Falling oil prices are going straight to airlines’ bottom lines, according to a new report from IATA, and U.S. airlines are leading the way.
Worldwide profit is projected to rise to $25.0 billion in 2015.
IATA credited lower oil prices and stronger GDP growth as the main drivers behind improved profits. Oil prices have fallen substantially in recent months, and this is expected to continue into 2015, with the full-year average price expected to be $85 per barrel. If that projection holds, it will be the first time that the average oil price has fallen below $100 per barrel since 2010, when oil averaged $79.40 per barrel.
Globally, fares should fall about 5%, but not in the U.S., where carriers continue to maintain capacity discipline and continue to benefit from industry consolidation. Outside the U.S. there is some excess capacity, said industry analyst Robert Mann.
He predicted that U.S. carriers will invest in infrastructure improvements rather than cut fares.
North American airlines will have the highest net profit in 2015 at $13.2 billion (up from $11.9 billion in 2014), IATA projected.

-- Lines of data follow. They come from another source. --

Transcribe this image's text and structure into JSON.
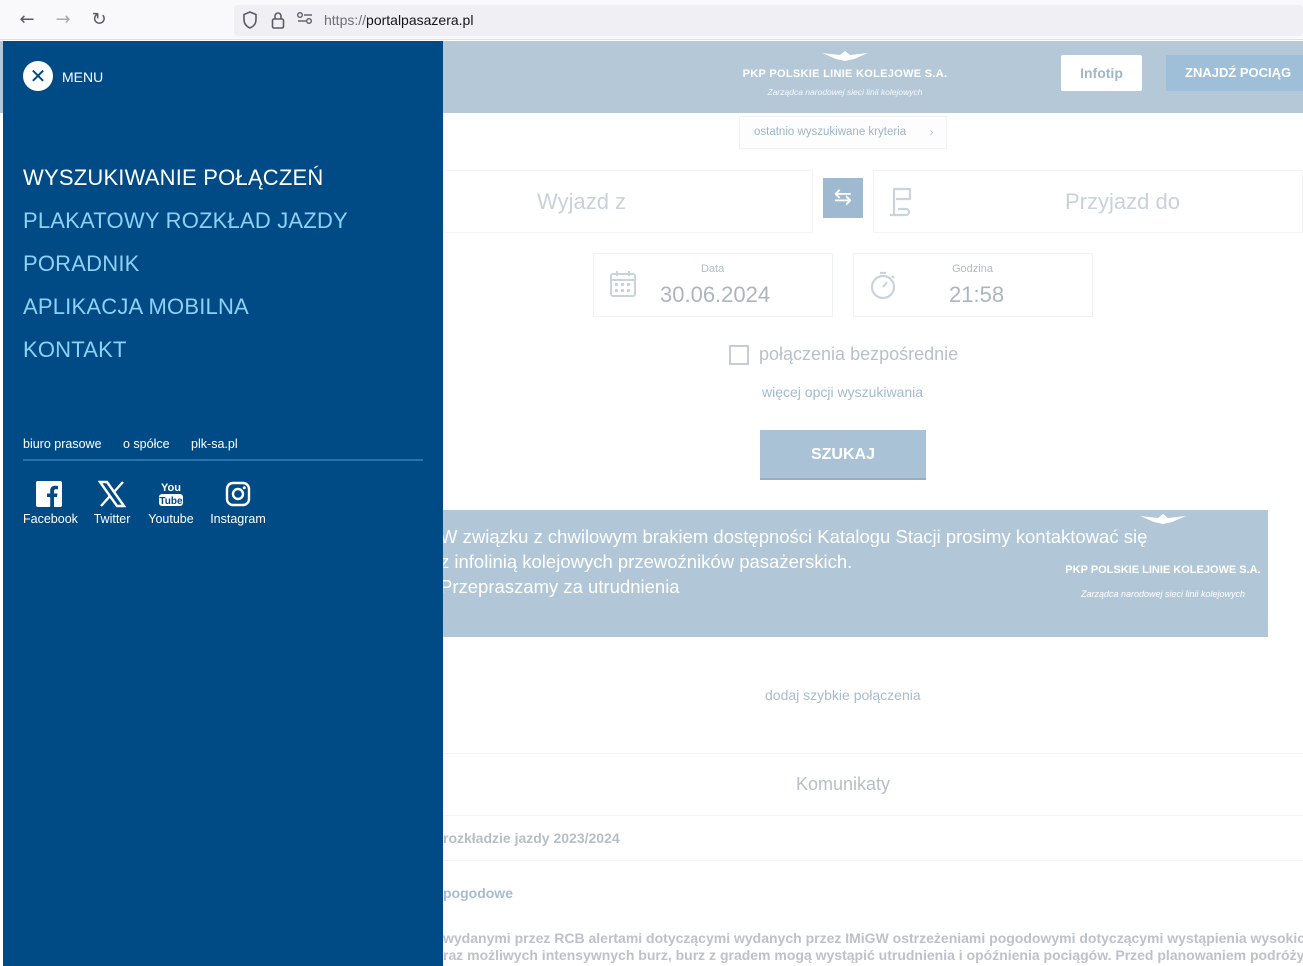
{
  "browser": {
    "url_protocol": "https://",
    "url_host": "portalpasazera.pl",
    "back_icon": "back-arrow-icon",
    "forward_icon": "forward-arrow-icon",
    "reload_icon": "reload-icon"
  },
  "header": {
    "logo_line1": "PKP POLSKIE LINIE KOLEJOWE S.A.",
    "logo_line2": "Zarządca narodowej sieci linii kolejowych",
    "infotip_label": "Infotip",
    "find_train_label": "ZNAJDŹ POCIĄG"
  },
  "search": {
    "recent_criteria": "ostatnio wyszukiwane kryteria",
    "from_placeholder": "Wyjazd z",
    "to_placeholder": "Przyjazd do",
    "date_label": "Data",
    "date_value": "30.06.2024",
    "time_label": "Godzina",
    "time_value": "21:58",
    "direct_label": "połączenia bezpośrednie",
    "more_options": "więcej opcji wyszukiwania",
    "search_button": "SZUKAJ"
  },
  "banner": {
    "line1": "W związku z chwilowym brakiem dostępności Katalogu Stacji prosimy kontaktować się",
    "line2": "z infolinią kolejowych przewoźników pasażerskich.",
    "line3": "Przepraszamy za utrudnienia",
    "logo_line1": "PKP POLSKIE LINIE KOLEJOWE S.A.",
    "logo_line2": "Zarządca narodowej sieci linii kolejowych"
  },
  "quick_add": "dodaj szybkie połączenia",
  "announcements": {
    "title": "Komunikaty",
    "item1": "rozkładzie jazdy 2023/2024",
    "item2": "pogodowe",
    "text_line1": "wydanymi przez RCB alertami dotyczącymi wydanych przez IMiGW ostrzeżeniami pogodowymi dotyczącymi wystąpienia wysokich",
    "text_line2": "raz możliwych intensywnych burz, burz z gradem mogą wystąpić utrudnienia i opóźnienia pociągów. Przed planowaniem podróży zaleca"
  },
  "menu": {
    "title": "MENU",
    "items": [
      {
        "label": "WYSZUKIWANIE POŁĄCZEŃ"
      },
      {
        "label": "PLAKATOWY ROZKŁAD JAZDY"
      },
      {
        "label": "PORADNIK"
      },
      {
        "label": "APLIKACJA MOBILNA"
      },
      {
        "label": "KONTAKT"
      }
    ],
    "links": [
      "biuro prasowe",
      "o spółce",
      "plk-sa.pl"
    ],
    "social": [
      {
        "label": "Facebook",
        "icon": "facebook-icon"
      },
      {
        "label": "Twitter",
        "icon": "twitter-x-icon"
      },
      {
        "label": "Youtube",
        "icon": "youtube-icon"
      },
      {
        "label": "Instagram",
        "icon": "instagram-icon"
      }
    ]
  },
  "colors": {
    "menu_bg": "#004b85",
    "menu_item": "#8fd0f4",
    "menu_active": "#ffffff"
  }
}
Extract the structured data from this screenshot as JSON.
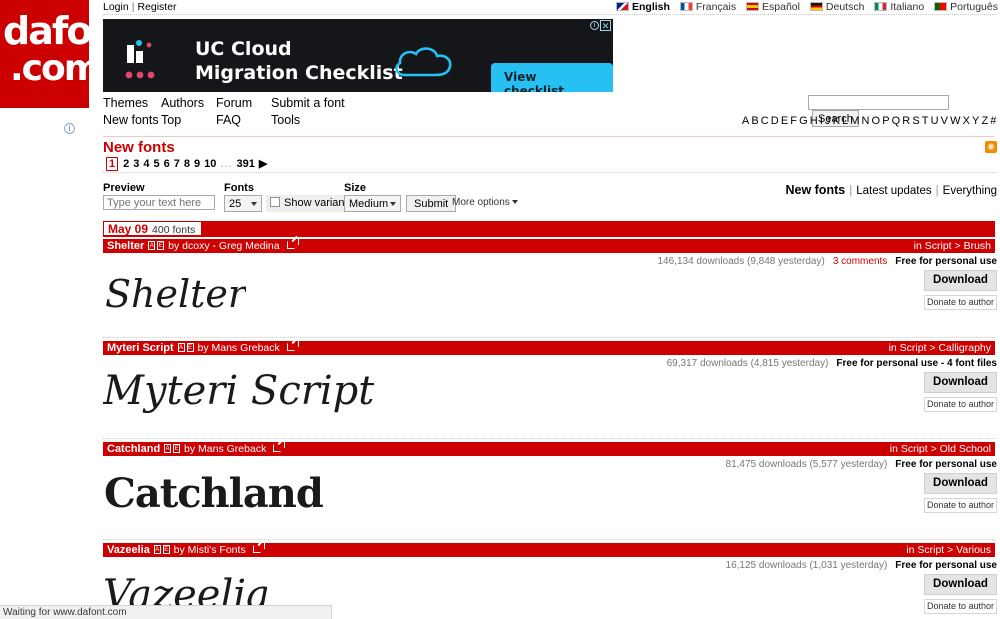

North American carriers’ net profit margin of about 6% of revenue is more than double that of carriers based in Asia Pacific, Europe, Latin America and the Middle East, IATA said.